- _Exercise goal_: Each record should be returned exactly as it is written.

##########

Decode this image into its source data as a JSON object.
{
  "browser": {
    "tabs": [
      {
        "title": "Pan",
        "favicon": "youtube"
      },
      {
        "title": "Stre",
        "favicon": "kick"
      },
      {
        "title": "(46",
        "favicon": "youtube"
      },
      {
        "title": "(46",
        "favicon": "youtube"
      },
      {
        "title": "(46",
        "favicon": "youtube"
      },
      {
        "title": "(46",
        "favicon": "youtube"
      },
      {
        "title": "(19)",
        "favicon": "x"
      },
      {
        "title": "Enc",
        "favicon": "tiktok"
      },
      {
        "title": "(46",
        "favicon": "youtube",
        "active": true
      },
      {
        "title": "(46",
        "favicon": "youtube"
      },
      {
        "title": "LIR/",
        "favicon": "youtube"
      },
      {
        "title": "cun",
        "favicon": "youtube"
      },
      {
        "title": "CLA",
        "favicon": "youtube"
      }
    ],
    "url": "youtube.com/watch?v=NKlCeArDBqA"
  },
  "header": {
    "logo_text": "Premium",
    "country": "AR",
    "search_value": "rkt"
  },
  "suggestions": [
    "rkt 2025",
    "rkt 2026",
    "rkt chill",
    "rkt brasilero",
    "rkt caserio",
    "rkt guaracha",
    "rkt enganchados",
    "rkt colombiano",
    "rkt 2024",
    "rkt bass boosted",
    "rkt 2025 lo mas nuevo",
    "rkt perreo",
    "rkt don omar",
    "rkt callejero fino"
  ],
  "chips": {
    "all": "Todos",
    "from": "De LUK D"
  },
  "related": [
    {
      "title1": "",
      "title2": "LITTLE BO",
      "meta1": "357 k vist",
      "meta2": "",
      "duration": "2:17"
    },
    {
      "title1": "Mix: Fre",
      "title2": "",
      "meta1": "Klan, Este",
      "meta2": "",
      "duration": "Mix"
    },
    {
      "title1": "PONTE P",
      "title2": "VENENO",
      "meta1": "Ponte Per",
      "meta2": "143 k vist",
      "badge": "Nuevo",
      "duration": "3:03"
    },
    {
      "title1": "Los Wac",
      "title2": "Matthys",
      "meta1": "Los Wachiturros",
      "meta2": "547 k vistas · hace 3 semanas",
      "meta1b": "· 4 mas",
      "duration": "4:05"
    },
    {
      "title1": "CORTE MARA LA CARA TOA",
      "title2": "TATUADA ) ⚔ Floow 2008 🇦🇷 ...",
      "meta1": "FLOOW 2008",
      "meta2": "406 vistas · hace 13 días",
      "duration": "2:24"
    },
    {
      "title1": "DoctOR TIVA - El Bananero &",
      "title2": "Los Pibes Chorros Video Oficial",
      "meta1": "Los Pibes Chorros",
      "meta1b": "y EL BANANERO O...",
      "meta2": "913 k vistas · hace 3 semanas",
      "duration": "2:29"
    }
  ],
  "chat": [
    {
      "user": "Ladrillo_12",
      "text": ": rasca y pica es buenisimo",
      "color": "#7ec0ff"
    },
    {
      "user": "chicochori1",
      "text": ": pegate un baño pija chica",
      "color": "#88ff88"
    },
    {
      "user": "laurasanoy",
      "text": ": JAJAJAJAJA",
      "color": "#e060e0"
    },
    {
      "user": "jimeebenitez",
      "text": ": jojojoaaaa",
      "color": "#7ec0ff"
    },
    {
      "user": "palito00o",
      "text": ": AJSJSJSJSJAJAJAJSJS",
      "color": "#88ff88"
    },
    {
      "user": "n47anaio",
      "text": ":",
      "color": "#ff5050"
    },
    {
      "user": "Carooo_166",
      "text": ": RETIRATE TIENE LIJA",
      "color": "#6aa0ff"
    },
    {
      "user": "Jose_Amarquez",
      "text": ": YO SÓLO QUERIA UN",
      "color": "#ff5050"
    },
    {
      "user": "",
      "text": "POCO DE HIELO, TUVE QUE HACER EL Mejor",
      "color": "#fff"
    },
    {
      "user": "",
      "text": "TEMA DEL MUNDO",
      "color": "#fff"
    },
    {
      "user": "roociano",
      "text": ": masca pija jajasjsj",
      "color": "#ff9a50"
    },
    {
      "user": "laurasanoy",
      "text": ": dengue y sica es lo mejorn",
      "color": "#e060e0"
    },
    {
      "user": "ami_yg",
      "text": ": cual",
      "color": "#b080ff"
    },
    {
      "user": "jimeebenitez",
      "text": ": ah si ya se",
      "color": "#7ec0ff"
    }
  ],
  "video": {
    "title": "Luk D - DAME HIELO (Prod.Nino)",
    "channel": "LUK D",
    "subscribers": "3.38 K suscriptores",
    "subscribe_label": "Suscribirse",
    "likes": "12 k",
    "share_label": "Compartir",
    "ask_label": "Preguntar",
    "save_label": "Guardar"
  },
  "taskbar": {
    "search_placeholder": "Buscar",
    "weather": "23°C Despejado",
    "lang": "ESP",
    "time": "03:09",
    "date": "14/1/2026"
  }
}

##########

- _Problem solution_:
Decode this image into its source data as a JSON object.
{
  "browser": {
    "tabs": [
      {
        "title": "Pan",
        "favicon": "youtube"
      },
      {
        "title": "Stre",
        "favicon": "kick"
      },
      {
        "title": "(46",
        "favicon": "youtube"
      },
      {
        "title": "(46",
        "favicon": "youtube"
      },
      {
        "title": "(46",
        "favicon": "youtube"
      },
      {
        "title": "(46",
        "favicon": "youtube"
      },
      {
        "title": "(19)",
        "favicon": "x"
      },
      {
        "title": "Enc",
        "favicon": "tiktok"
      },
      {
        "title": "(46",
        "favicon": "youtube",
        "active": true
      },
      {
        "title": "(46",
        "favicon": "youtube"
      },
      {
        "title": "LIR/",
        "favicon": "youtube"
      },
      {
        "title": "cun",
        "favicon": "youtube"
      },
      {
        "title": "CLA",
        "favicon": "youtube"
      }
    ],
    "url": "youtube.com/watch?v=NKlCeArDBqA"
  },
  "header": {
    "logo_text": "Premium",
    "country": "AR",
    "search_value": "rkt"
  },
  "suggestions": [
    "rkt 2025",
    "rkt 2026",
    "rkt chill",
    "rkt brasilero",
    "rkt caserio",
    "rkt guaracha",
    "rkt enganchados",
    "rkt colombiano",
    "rkt 2024",
    "rkt bass boosted",
    "rkt 2025 lo mas nuevo",
    "rkt perreo",
    "rkt don omar",
    "rkt callejero fino"
  ],
  "chips": {
    "all": "Todos",
    "from": "De LUK D"
  },
  "related": [
    {
      "title1": "",
      "title2": "LITTLE BO",
      "meta1": "357 k vist",
      "meta2": "",
      "duration": "2:17"
    },
    {
      "title1": "Mix: Fre",
      "title2": "",
      "meta1": "Klan, Este",
      "meta2": "",
      "duration": "Mix"
    },
    {
      "title1": "PONTE P",
      "title2": "VENENO",
      "meta1": "Ponte Per",
      "meta2": "143 k vist",
      "badge": "Nuevo",
      "duration": "3:03"
    },
    {
      "title1": "Los Wac",
      "title2": "Matthys",
      "meta1": "Los Wachiturros",
      "meta2": "547 k vistas · hace 3 semanas",
      "meta1b": "· 4 mas",
      "duration": "4:05"
    },
    {
      "title1": "CORTE MARA LA CARA TOA",
      "title2": "TATUADA ) ⚔ Floow 2008 🇦🇷 ...",
      "meta1": "FLOOW 2008",
      "meta2": "406 vistas · hace 13 días",
      "duration": "2:24"
    },
    {
      "title1": "DoctOR TIVA - El Bananero &",
      "title2": "Los Pibes Chorros Video Oficial",
      "meta1": "Los Pibes Chorros",
      "meta1b": "y EL BANANERO O...",
      "meta2": "913 k vistas · hace 3 semanas",
      "duration": "2:29"
    }
  ],
  "chat": [
    {
      "user": "Ladrillo_12",
      "text": ": rasca y pica es buenisimo",
      "color": "#7ec0ff"
    },
    {
      "user": "chicochori1",
      "text": ": pegate un baño pija chica",
      "color": "#88ff88"
    },
    {
      "user": "laurasanoy",
      "text": ": JAJAJAJAJA",
      "color": "#e060e0"
    },
    {
      "user": "jimeebenitez",
      "text": ": jojojoaaaa",
      "color": "#7ec0ff"
    },
    {
      "user": "palito00o",
      "text": ": AJSJSJSJSJAJAJAJSJS",
      "color": "#88ff88"
    },
    {
      "user": "n47anaio",
      "text": ":",
      "color": "#ff5050"
    },
    {
      "user": "Carooo_166",
      "text": ": RETIRATE TIENE LIJA",
      "color": "#6aa0ff"
    },
    {
      "user": "Jose_Amarquez",
      "text": ": YO SÓLO QUERIA UN",
      "color": "#ff5050"
    },
    {
      "user": "",
      "text": "POCO DE HIELO, TUVE QUE HACER EL Mejor",
      "color": "#fff"
    },
    {
      "user": "",
      "text": "TEMA DEL MUNDO",
      "color": "#fff"
    },
    {
      "user": "roociano",
      "text": ": masca pija jajasjsj",
      "color": "#ff9a50"
    },
    {
      "user": "laurasanoy",
      "text": ": dengue y sica es lo mejorn",
      "color": "#e060e0"
    },
    {
      "user": "ami_yg",
      "text": ": cual",
      "color": "#b080ff"
    },
    {
      "user": "jimeebenitez",
      "text": ": ah si ya se",
      "color": "#7ec0ff"
    }
  ],
  "video": {
    "title": "Luk D - DAME HIELO (Prod.Nino)",
    "channel": "LUK D",
    "subscribers": "3.38 K suscriptores",
    "subscribe_label": "Suscribirse",
    "likes": "12 k",
    "share_label": "Compartir",
    "ask_label": "Preguntar",
    "save_label": "Guardar"
  },
  "taskbar": {
    "search_placeholder": "Buscar",
    "weather": "23°C Despejado",
    "lang": "ESP",
    "time": "03:09",
    "date": "14/1/2026"
  }
}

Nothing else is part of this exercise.